There’s a line in the classic movie, The Producers, when one character says to the other, I lieb you, baby. I lieb you. Now lieb me alone.

The speaker clearly wants the other person to vacate the premises immediately. Leave him alone with an empty space, so to speak.

That’s what it means to vacate a judgment – the entire thing vanishes in a puff of smoke, leaving no judgment behind. The lawsuit remains active, but the clock is turned back so that the judgment is erased.

There are two ways for a creditor to get a judgment against you. They are:

  1. A judge can make a ruling that the creditor has proven all aspects of a case against you; or
  2. A judge can make a ruling that a creditor is entitled to a judgment because you didn’t fight the lawsuit.
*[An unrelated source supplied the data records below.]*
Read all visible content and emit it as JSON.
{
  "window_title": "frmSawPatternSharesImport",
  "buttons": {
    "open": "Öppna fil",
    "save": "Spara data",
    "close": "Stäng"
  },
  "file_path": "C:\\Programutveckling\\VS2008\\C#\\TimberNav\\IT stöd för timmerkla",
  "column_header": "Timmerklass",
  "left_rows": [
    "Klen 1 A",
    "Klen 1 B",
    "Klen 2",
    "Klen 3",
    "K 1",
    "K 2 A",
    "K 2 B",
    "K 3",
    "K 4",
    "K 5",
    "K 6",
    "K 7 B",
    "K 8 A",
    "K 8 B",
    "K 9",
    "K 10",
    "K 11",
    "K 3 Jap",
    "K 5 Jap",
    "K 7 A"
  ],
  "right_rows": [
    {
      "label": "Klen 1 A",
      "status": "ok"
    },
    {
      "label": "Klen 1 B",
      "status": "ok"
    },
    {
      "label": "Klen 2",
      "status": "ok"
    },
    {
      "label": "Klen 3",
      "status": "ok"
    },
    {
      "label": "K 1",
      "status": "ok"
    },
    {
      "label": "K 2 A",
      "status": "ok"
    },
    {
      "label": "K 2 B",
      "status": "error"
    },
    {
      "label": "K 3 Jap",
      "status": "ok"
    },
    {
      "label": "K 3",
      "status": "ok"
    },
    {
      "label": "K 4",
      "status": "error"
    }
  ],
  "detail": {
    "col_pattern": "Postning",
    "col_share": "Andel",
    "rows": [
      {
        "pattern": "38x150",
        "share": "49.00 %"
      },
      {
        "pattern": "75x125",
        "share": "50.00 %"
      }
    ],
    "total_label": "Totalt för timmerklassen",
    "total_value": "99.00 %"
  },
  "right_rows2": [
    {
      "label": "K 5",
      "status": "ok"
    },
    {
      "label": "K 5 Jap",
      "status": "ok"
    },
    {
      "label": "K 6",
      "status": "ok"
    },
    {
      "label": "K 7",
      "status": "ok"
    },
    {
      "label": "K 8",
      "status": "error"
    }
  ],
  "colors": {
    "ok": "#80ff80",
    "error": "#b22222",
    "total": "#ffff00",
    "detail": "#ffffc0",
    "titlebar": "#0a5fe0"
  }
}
The first way is usually called a judgment on the merits and the second way is called a default judgment.

In both situations, it is possible to get the judgment wiped out as if it never happened.

The process of wiping out a judgment entirely is called vacating the judgment.
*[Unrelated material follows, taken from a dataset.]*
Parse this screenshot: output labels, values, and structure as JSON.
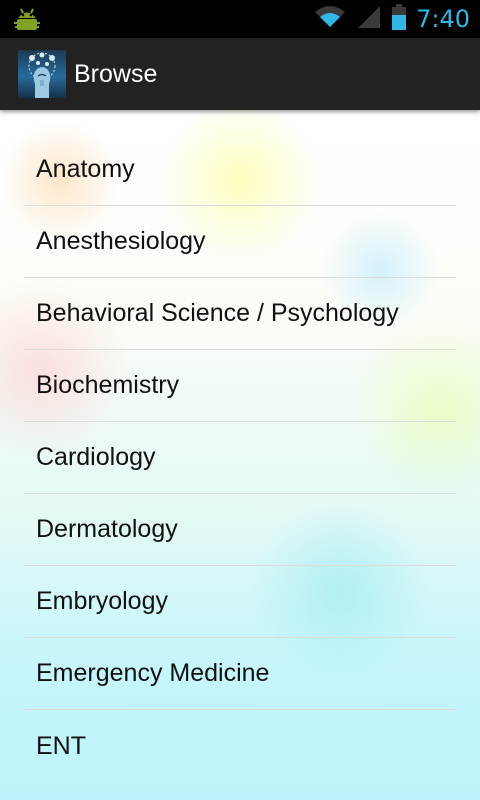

Two Ways To Vacate A Judgment

Just as there are two ways for a creditor to get a judgment against you, there are two ways to have the judgment vacated. They are:

  1. Appeal the judgment and have the appeals court render the original judgment void; or
  2. Ask the original court to vacate a default judgment so that you can fight the lawsuit.
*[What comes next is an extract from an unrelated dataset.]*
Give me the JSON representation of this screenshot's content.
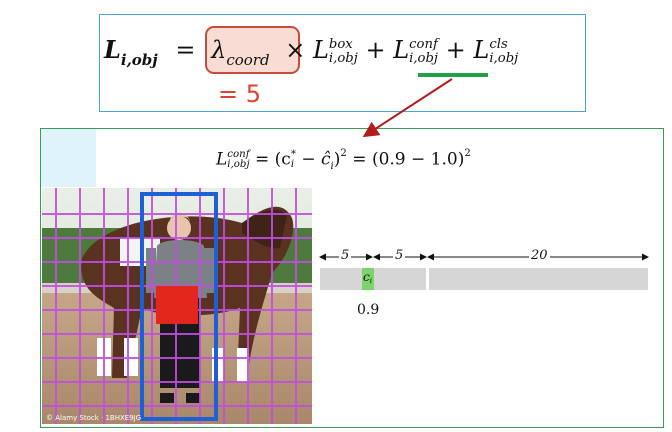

Grounds For Vacating A Default Judgment

Each state has its own rules for vacating a default judgment filed against you. In California, for example, a judge can vacate a default judgment taken due to mistake, inadvertence, surprise, or excusable neglect.

In New York, the rule is similar. Under that state’s law, you can vacate a default if the judge believes you had a reasonable excuse for missing the original court date as well as a good defense to the lawsuit.

Both states allow the judge to set aside the judgment if you were never served with the original lawsuit papers. In addition, there are time limits involved.

Impact On Your Credit Report

Just because the judgment is vacated doesn’t mean that the lawsuit disappears. In fact, vacating the judgment means that the lawsuit is active once again.

The lawsuit will continue to show up on your credit report, though the judgment will not longer be reported to the credit reporting agencies.

If you win the lawsuit that will be reflected on your credit report. And if you lose, the new judgment will be reported.

Do This Before You Ask the Court to Set Aside the Judgment

Sometimes setting aside the judgment isn’t a good idea. If you don’t have a reasonable defense to the creditor’s claims then the judge will deny your request because it’s a stall tactic and waste of time.

A better decision might be to see if the creditor’s attorney will work out a voluntary repayment plan or lump sum settlement with you. Most attorneys are willing to listen to a reasonable proposal because it allows them to collect without having to spend the time or money involved in getting a wage garnishment order.

You should also look at the amount the creditor can get in a wage garnishment. If your income is relatively low, the garnishment may come to far less than what the creditor would demand in a voluntary repayment. Many states even have a way to prevent garnishment if your income falls below a certain level.

Don’t Let It Get That Far

If you get lawsuit papers, either file an Answer or get to a lawyer like me who defends collection actions.

Waiting for a default judgment in the hopes that you can get it vacated isn’t a very good plan of attack. After all, the judge may deny your motion – and then you’ll be sitting with a judgment against you and nobody to blame but yourself.